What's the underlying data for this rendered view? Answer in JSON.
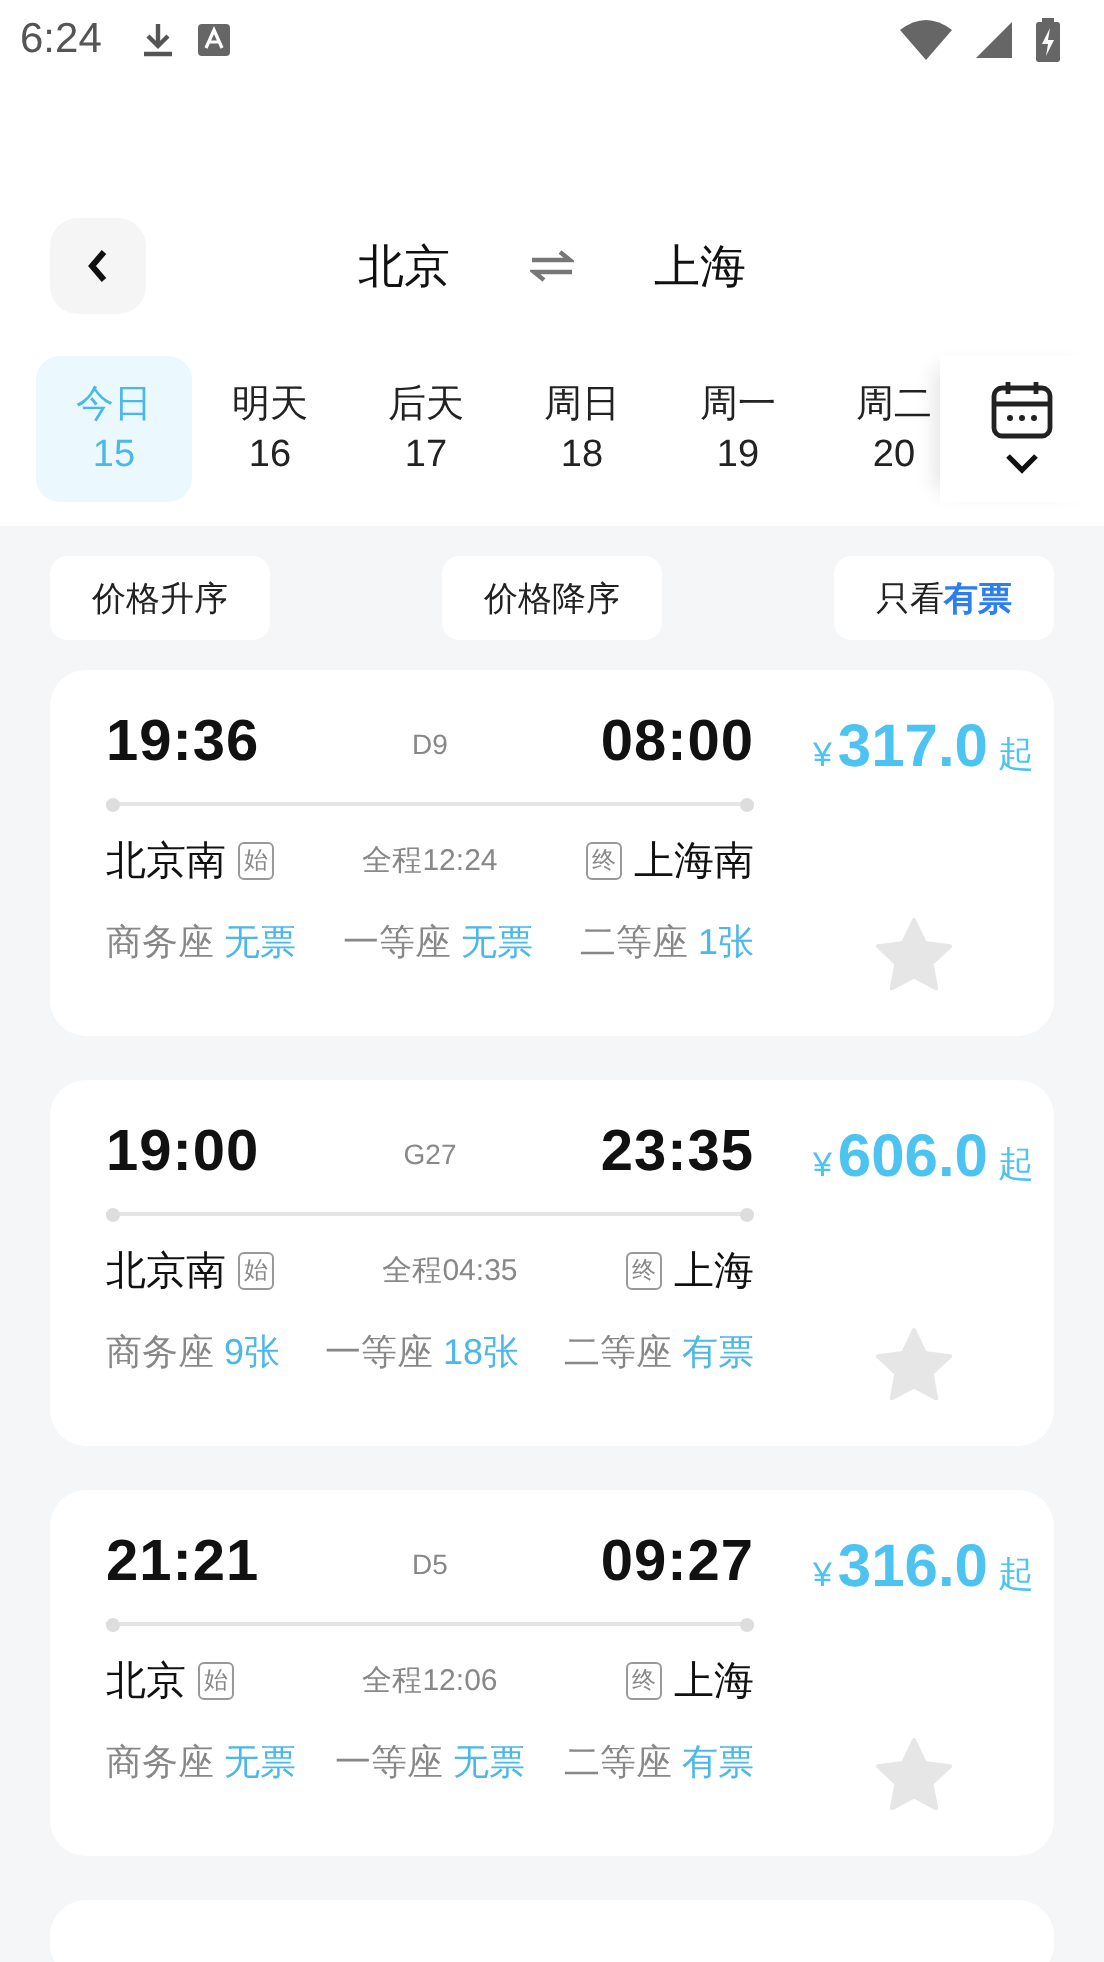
{
  "status_bar": {
    "time": "6:24"
  },
  "header": {
    "from": "北京",
    "to": "上海"
  },
  "dates": [
    {
      "day": "今日",
      "date": "15",
      "selected": true
    },
    {
      "day": "明天",
      "date": "16",
      "selected": false
    },
    {
      "day": "后天",
      "date": "17",
      "selected": false
    },
    {
      "day": "周日",
      "date": "18",
      "selected": false
    },
    {
      "day": "周一",
      "date": "19",
      "selected": false
    },
    {
      "day": "周二",
      "date": "20",
      "selected": false
    }
  ],
  "filters": [
    "价格升序",
    "价格降序",
    "只看**有票**"
  ],
  "trains": [
    {
      "depart": "19:36",
      "number": "D9",
      "arrive": "08:00",
      "price_symbol": "¥",
      "price": "317.0",
      "price_suffix": "起",
      "from": "北京南",
      "from_tag": "始",
      "duration": "全程12:24",
      "to_tag": "终",
      "to": "上海南",
      "favorite": false,
      "seats": [
        {
          "label": "商务座",
          "value": "无票"
        },
        {
          "label": "一等座",
          "value": "无票"
        },
        {
          "label": "二等座",
          "value": "1张"
        }
      ]
    },
    {
      "depart": "19:00",
      "number": "G27",
      "arrive": "23:35",
      "price_symbol": "¥",
      "price": "606.0",
      "price_suffix": "起",
      "from": "北京南",
      "from_tag": "始",
      "duration": "全程04:35",
      "to_tag": "终",
      "to": "上海",
      "favorite": false,
      "seats": [
        {
          "label": "商务座",
          "value": "9张"
        },
        {
          "label": "一等座",
          "value": "18张"
        },
        {
          "label": "二等座",
          "value": "有票"
        }
      ]
    },
    {
      "depart": "21:21",
      "number": "D5",
      "arrive": "09:27",
      "price_symbol": "¥",
      "price": "316.0",
      "price_suffix": "起",
      "from": "北京",
      "from_tag": "始",
      "duration": "全程12:06",
      "to_tag": "终",
      "to": "上海",
      "favorite": false,
      "seats": [
        {
          "label": "商务座",
          "value": "无票"
        },
        {
          "label": "一等座",
          "value": "无票"
        },
        {
          "label": "二等座",
          "value": "有票"
        }
      ]
    },
    {
      "kind": "cut"
    }
  ]
}
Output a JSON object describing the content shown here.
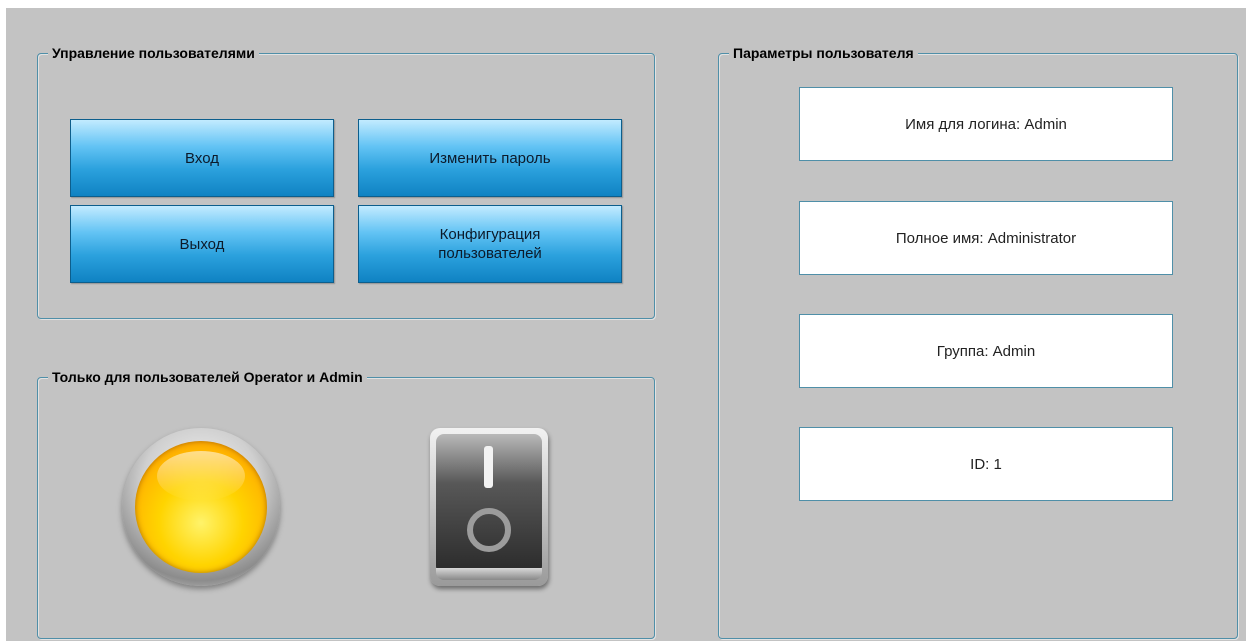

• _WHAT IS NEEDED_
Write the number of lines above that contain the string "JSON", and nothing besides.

• _RESULT_
2